The flight from Kathmandu to Lukla is not for the faint of heart. Like soaring on the wings of a bird, the aircraft reacts to every bump, gust, and air bubble along the way. Sit on the left side of the plane for the best view of the mountains including an ephemeral glimpse of Everest.
Once safely in Lukla, we started the trek thirty minutes after landing. The journey took about six hours to Monjo. If you didn’t break in your boots sufficiently before arriving in Sargamatha National Park, you’ll know it. This initial leg was where I realized my boots were not tied tight enough. Both feet sustained blisters, which required care for the remaining nineteen days.
The first two to three hours of the trek was mostly down hill. The road was comprised of stone, large rocks, boulders, and zho scat. It was also extremely dusty. Most of the porters wore bandanas or light buffs over their mouths to keep the crap out.
We spent the night in Monjo, and awoke to the sounds of roosters cawing and dogs barking.
The next day we trekked over several suspension bridges. There is no other way around so if you have a fear of heights, you’ll want to close your eyes and hold on. Or keep them open, feel the fear and do it anyway.
This is a shot of the Hillary Bridge, named after Edmund Hillary, downriver.
This is also a shot of the Edmund Bridge. My turn.
After a grueling trek of switchbacks and hot, dusty roads, we reached Namche Bazaar. Hotels, hostels, and rooms were plentiful in Namche, along with stores, restaurants, even a bar that played the old Everest documentary on certain nights. When I arrived in Namche, there was a grand opening for a bona fide The North Face store. (There are a ton of knockoffs, so buyer beware.) Anything you might have forgotten or could need for the trek ahead, you can probably find in Namche. I forgot nail clippers and was able to pick up one up with an intricate Chinese dragon soldered to it for a few bucks.
About an hour before sunset, we did a short but steep climb up seven or eight hundred steps to the Tenzing Norgay statue. From this vantage point you can see Mount Everest in the background with the sun’s golden rays illuminating the summit. Well worth the short excursion.
Most people recommend two nights in Namche for acclimatization. It’s definitely an easy place to hang out and spend time with many wifi-enabled bakeries and cafes.

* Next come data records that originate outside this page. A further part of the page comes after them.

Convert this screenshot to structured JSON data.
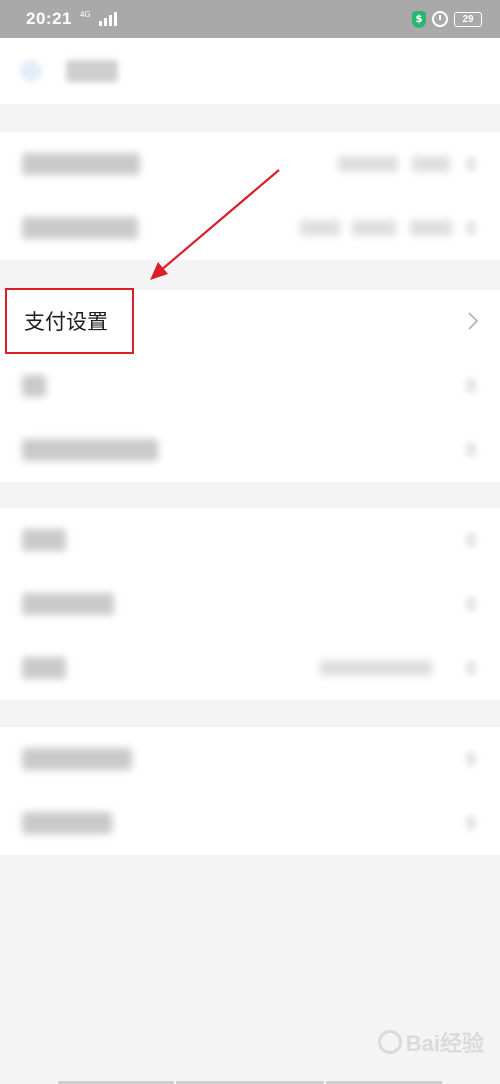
{
  "status_bar": {
    "time": "20:21",
    "network": "4G",
    "battery_level": "29",
    "shield_glyph": "$",
    "icons": [
      "signal-icon",
      "shield-icon",
      "alarm-icon",
      "battery-icon"
    ]
  },
  "header": {
    "back_icon": "back-icon"
  },
  "pay_settings": {
    "label": "支付设置",
    "chevron_icon": "chevron-right-icon"
  },
  "annotation": {
    "box_color": "#d9202a",
    "arrow_color": "#d9202a"
  },
  "watermark": {
    "text": "Bai经验",
    "logo_icon": "baidu-paw-icon"
  },
  "colors": {
    "status_bar_bg": "#a9a9a9",
    "page_bg": "#f4f4f4",
    "row_bg": "#ffffff"
  }
}
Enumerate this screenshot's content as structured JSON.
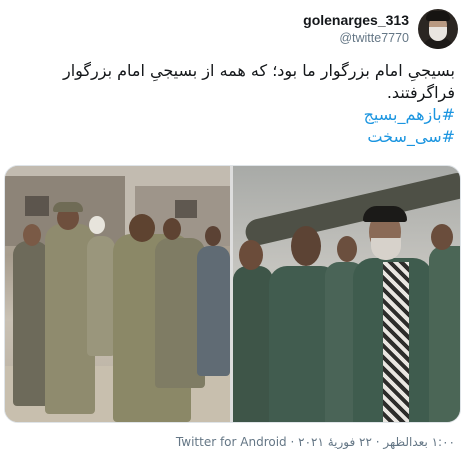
{
  "tweet": {
    "author": {
      "display_name": "golenarges_313",
      "handle": "@twitte7770"
    },
    "text_line_1": "بسیجیِ امام بزرگوار ما بود؛ که همه از بسیجیِ امام بزرگوار",
    "text_line_2": "فراگرفتند.",
    "hashtags": [
      "#بازهم_بسیج",
      "#سی_سخت"
    ],
    "timestamp_line": "١:٠٠ بعدالظهر · ٢٢ فوریهٔ ٢٠٢١ · Twitter for Android"
  },
  "colors": {
    "link": "#1b95e0",
    "text_primary": "#14171a",
    "text_secondary": "#657786",
    "border": "#dfe4e8"
  },
  "icons": {
    "avatar": "profile-photo"
  }
}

My guide wanted me to see more of the Everest region, so in the morning, after a quick breakfast of porridge, toast and cheese, we set out for Tashinga. It was a relatively flat, quick trek and I did my acclimatization night there. The climb out of Namche was as beautiful as the climb in.